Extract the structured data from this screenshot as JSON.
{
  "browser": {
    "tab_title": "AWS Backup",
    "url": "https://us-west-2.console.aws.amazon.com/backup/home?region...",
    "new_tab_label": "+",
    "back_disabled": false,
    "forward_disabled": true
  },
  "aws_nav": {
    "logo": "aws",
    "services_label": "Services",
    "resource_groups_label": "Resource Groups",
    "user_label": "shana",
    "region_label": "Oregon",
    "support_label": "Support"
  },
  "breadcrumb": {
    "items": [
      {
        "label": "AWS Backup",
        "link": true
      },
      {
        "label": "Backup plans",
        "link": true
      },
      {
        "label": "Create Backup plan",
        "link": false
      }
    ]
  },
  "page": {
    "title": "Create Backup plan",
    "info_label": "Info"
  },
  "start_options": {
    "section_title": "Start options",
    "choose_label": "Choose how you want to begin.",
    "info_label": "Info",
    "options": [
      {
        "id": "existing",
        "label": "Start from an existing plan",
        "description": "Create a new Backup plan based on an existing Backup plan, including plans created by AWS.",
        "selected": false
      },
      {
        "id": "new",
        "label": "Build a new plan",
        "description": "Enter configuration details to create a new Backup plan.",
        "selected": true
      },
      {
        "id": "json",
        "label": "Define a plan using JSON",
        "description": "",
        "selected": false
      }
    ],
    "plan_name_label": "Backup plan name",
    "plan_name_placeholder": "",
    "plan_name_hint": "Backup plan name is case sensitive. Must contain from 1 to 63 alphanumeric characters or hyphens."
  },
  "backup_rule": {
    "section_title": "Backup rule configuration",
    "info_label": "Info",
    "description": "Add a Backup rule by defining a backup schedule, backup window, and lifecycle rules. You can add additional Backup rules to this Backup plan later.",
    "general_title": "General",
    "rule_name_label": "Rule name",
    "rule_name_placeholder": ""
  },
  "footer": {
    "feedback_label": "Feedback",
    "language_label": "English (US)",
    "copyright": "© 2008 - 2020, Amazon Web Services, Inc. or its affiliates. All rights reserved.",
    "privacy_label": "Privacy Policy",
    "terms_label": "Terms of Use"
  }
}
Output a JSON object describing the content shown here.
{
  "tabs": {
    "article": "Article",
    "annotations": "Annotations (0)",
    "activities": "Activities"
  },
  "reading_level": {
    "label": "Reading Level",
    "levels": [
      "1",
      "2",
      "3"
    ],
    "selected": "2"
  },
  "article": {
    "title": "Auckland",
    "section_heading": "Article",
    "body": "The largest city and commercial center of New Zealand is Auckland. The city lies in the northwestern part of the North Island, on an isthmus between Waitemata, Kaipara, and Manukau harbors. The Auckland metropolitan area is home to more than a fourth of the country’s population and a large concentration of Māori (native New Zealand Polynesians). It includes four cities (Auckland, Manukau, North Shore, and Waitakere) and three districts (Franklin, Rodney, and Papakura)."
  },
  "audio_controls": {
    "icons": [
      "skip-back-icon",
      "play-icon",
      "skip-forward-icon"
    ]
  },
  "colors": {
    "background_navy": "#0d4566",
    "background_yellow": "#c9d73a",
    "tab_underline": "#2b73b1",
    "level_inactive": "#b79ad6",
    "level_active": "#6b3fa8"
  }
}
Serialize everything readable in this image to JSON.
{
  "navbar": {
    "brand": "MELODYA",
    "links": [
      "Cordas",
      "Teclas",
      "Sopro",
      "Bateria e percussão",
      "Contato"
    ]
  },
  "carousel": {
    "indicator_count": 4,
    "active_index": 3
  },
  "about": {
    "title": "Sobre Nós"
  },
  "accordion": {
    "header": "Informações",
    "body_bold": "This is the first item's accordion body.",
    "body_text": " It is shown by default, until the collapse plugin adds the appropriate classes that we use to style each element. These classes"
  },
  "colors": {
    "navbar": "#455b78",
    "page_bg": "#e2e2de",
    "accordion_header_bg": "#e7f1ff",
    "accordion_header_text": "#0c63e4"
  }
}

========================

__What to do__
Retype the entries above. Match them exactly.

__Response area__
Extract the structured data from this screenshot as JSON.
{
  "browser": {
    "tab_title": "AWS Backup",
    "url": "https://us-west-2.console.aws.amazon.com/backup/home?region...",
    "new_tab_label": "+",
    "back_disabled": false,
    "forward_disabled": true
  },
  "aws_nav": {
    "logo": "aws",
    "services_label": "Services",
    "resource_groups_label": "Resource Groups",
    "user_label": "shana",
    "region_label": "Oregon",
    "support_label": "Support"
  },
  "breadcrumb": {
    "items": [
      {
        "label": "AWS Backup",
        "link": true
      },
      {
        "label": "Backup plans",
        "link": true
      },
      {
        "label": "Create Backup plan",
        "link": false
      }
    ]
  },
  "page": {
    "title": "Create Backup plan",
    "info_label": "Info"
  },
  "start_options": {
    "section_title": "Start options",
    "choose_label": "Choose how you want to begin.",
    "info_label": "Info",
    "options": [
      {
        "id": "existing",
        "label": "Start from an existing plan",
        "description": "Create a new Backup plan based on an existing Backup plan, including plans created by AWS.",
        "selected": false
      },
      {
        "id": "new",
        "label": "Build a new plan",
        "description": "Enter configuration details to create a new Backup plan.",
        "selected": true
      },
      {
        "id": "json",
        "label": "Define a plan using JSON",
        "description": "",
        "selected": false
      }
    ],
    "plan_name_label": "Backup plan name",
    "plan_name_placeholder": "",
    "plan_name_hint": "Backup plan name is case sensitive. Must contain from 1 to 63 alphanumeric characters or hyphens."
  },
  "backup_rule": {
    "section_title": "Backup rule configuration",
    "info_label": "Info",
    "description": "Add a Backup rule by defining a backup schedule, backup window, and lifecycle rules. You can add additional Backup rules to this Backup plan later.",
    "general_title": "General",
    "rule_name_label": "Rule name",
    "rule_name_placeholder": ""
  },
  "footer": {
    "feedback_label": "Feedback",
    "language_label": "English (US)",
    "copyright": "© 2008 - 2020, Amazon Web Services, Inc. or its affiliates. All rights reserved.",
    "privacy_label": "Privacy Policy",
    "terms_label": "Terms of Use"
  }
}
Output a JSON object describing the content shown here.
{
  "tabs": {
    "article": "Article",
    "annotations": "Annotations (0)",
    "activities": "Activities"
  },
  "reading_level": {
    "label": "Reading Level",
    "levels": [
      "1",
      "2",
      "3"
    ],
    "selected": "2"
  },
  "article": {
    "title": "Auckland",
    "section_heading": "Article",
    "body": "The largest city and commercial center of New Zealand is Auckland. The city lies in the northwestern part of the North Island, on an isthmus between Waitemata, Kaipara, and Manukau harbors. The Auckland metropolitan area is home to more than a fourth of the country’s population and a large concentration of Māori (native New Zealand Polynesians). It includes four cities (Auckland, Manukau, North Shore, and Waitakere) and three districts (Franklin, Rodney, and Papakura)."
  },
  "audio_controls": {
    "icons": [
      "skip-back-icon",
      "play-icon",
      "skip-forward-icon"
    ]
  },
  "colors": {
    "background_navy": "#0d4566",
    "background_yellow": "#c9d73a",
    "tab_underline": "#2b73b1",
    "level_inactive": "#b79ad6",
    "level_active": "#6b3fa8"
  }
}
Serialize everything readable in this image to JSON.
{
  "navbar": {
    "brand": "MELODYA",
    "links": [
      "Cordas",
      "Teclas",
      "Sopro",
      "Bateria e percussão",
      "Contato"
    ]
  },
  "carousel": {
    "indicator_count": 4,
    "active_index": 3
  },
  "about": {
    "title": "Sobre Nós"
  },
  "accordion": {
    "header": "Informações",
    "body_bold": "This is the first item's accordion body.",
    "body_text": " It is shown by default, until the collapse plugin adds the appropriate classes that we use to style each element. These classes"
  },
  "colors": {
    "navbar": "#455b78",
    "page_bg": "#e2e2de",
    "accordion_header_bg": "#e7f1ff",
    "accordion_header_text": "#0c63e4"
  }
}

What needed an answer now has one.